It’s not the big one, but it’s close.
Yahoo confirmed long-suspected reports that a hacker had accessed millions of customer passwords. The number, however, is a bit shocking even to a reporter who’s been writing this same story for the past 10 years.
Five hundred million. For many years, I’ve prepared myself to report on a very, very large-scale data compromise that would undercut the integrity of the internet itself, and perhaps cause immediate harm to the economy.
This Yahoo news isn’t that. But it’s the closest thing to date. Yahoo disclosed on Thursday, Sept. 22, that 500 million user accounts had been compromised; data stolen by a hacker believed to be working for a nation state, the firm said.
“Yahoo believes that information associated with at least 500 million user accounts was stolen and the investigation has found no evidence that the state-sponsored actor is currently in Yahoo’s network,” the firm said. “Yahoo is working closely with law enforcement on this matter.”
The attack happened in 2014, which raises an obvious question: What took Yahoo so long to figure out the severity of the heist? Users also are entitled to know more about the state-sponsored attack, and any guesses at what its motivation might be,
Here’s what was taken:
“The account information may have included names, email addresses, telephone numbers, dates of birth, hashed passwords … and, in some cases, encrypted or unencrypted security questions and answers,” Yahoo said in a statement. “The ongoing investigation suggests that stolen information did not include unprotected passwords, payment card data, or bank account information; payment card data and bank account information are not stored in the system that the investigation has found to be affected.”
Yahoo has set up an information page on the hack. When I tried it Thursday afternoon, it was inaccessible, probably overwhelmed with traffic.
The news follows reports in early August that a massive dump of Yahoo data was being sold online by someone using the same handle as a hacker who sold similar data dumps from LinkedIn and MySpace.
In a sign perhaps that the data was old, and had been in the underground for some time, the hacker—using the name Peace—said he or she was selling data on 200 million users for a mere $1,400. Yahoo did not confirm this announcement was related to that incident.
Yahoo says users should change their passwords. And in fact, stories about the Peace data sale claim offered the same advice. Yes, you should change your passwords, and passwords at any site where you may have used that Yahoo password. It’s a little like closing the barn door after the hacker’s already been inside for a while, however.
Yahoo said it will notify impacted users and has “taken steps to secure their accounts.”
“These steps include invalidating unencrypted security questions and answers so that they cannot be used to access an account and asking potentially affected users to change their passwords,” the firm said.
It then tried to easy the blow a bit by talking about the increased prevalence of hacker attacks plotted by foreign governments.
“Online intrusions and thefts by state-sponsored actors have become increasingly common across the technology industry,” it said. “Yahoo and other companies have launched programs to detect and notify users when a company strongly suspects that a state-sponsored actor has targeted an account.

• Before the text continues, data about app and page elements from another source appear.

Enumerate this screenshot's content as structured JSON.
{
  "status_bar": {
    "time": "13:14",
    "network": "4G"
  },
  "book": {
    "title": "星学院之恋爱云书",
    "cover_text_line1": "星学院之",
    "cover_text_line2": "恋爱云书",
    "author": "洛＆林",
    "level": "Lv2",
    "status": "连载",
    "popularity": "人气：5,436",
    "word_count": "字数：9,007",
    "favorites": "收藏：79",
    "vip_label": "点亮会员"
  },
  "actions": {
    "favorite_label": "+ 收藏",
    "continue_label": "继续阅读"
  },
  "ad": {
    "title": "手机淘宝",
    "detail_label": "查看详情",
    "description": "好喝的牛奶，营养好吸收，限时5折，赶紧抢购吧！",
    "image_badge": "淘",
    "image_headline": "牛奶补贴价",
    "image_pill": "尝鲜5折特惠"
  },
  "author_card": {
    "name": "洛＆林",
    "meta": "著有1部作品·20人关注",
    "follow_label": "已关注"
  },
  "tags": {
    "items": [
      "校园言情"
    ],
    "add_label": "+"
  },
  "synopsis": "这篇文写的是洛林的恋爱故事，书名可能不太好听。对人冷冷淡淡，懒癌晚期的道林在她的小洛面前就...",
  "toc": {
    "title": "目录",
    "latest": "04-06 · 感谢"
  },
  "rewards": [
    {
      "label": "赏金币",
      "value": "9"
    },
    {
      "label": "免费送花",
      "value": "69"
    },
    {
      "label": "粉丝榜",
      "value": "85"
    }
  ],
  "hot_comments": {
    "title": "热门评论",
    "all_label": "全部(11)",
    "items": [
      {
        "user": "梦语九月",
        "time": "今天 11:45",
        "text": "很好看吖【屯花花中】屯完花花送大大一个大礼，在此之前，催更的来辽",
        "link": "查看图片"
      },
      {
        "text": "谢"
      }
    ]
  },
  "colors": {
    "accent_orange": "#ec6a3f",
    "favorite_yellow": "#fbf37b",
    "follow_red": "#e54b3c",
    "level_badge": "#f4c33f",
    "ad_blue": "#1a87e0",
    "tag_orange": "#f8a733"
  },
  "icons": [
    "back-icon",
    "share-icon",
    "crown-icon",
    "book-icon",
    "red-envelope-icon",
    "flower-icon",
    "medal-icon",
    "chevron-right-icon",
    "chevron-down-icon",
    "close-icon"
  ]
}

Since the inception of Yahoo’s program in December 2015, independent of the recent investigation, approximately 10,000 users have received such a notice.”
Change in security mind-set needed
The dramatic bad news—it’s scale alone is stunning—creates another opportunity for consumers to think more carefully about how they protect themselves.
“Every day we receive hard data that demonstrates why we all must be on high alert when it comes to internet security,” said John Peterson, vice president and general manager at Comodo Enterprise, a security firm. “From the everyday consumer to the largest enterprise, we are constantly under attack from people and organizations that want to profit from stealing our personal information. Only by changing the way we think about internet security and deploying technology that provides full end-to-end coverage, will we be able to stop cyber criminals from profiting.”
In the end, however, there is little consumers can do to protect themselves from such wide-scale attacks. It’s up to technology firms to build better security into their products in the first place.
“What happened to Yahoo and their customers is tragic, but what is more tragic will be the next several data breaches at this scale, which, unfortunately, we have every reason to expect,” said Brett McDowell, executive director of the FIDO Alliance, a consortium of tech firms like Microsoft and Google. “The frequency and severity of these data breaches is only getting worse year-over-year, and this trend will continue until our industry ends its dependency on password security and adopts unphishable strong authentication. The old excuses about strong authentication being a bad user experience are going away.”
This article originally appeared on ThirdCertainty.com and was written by Bob Sullivan.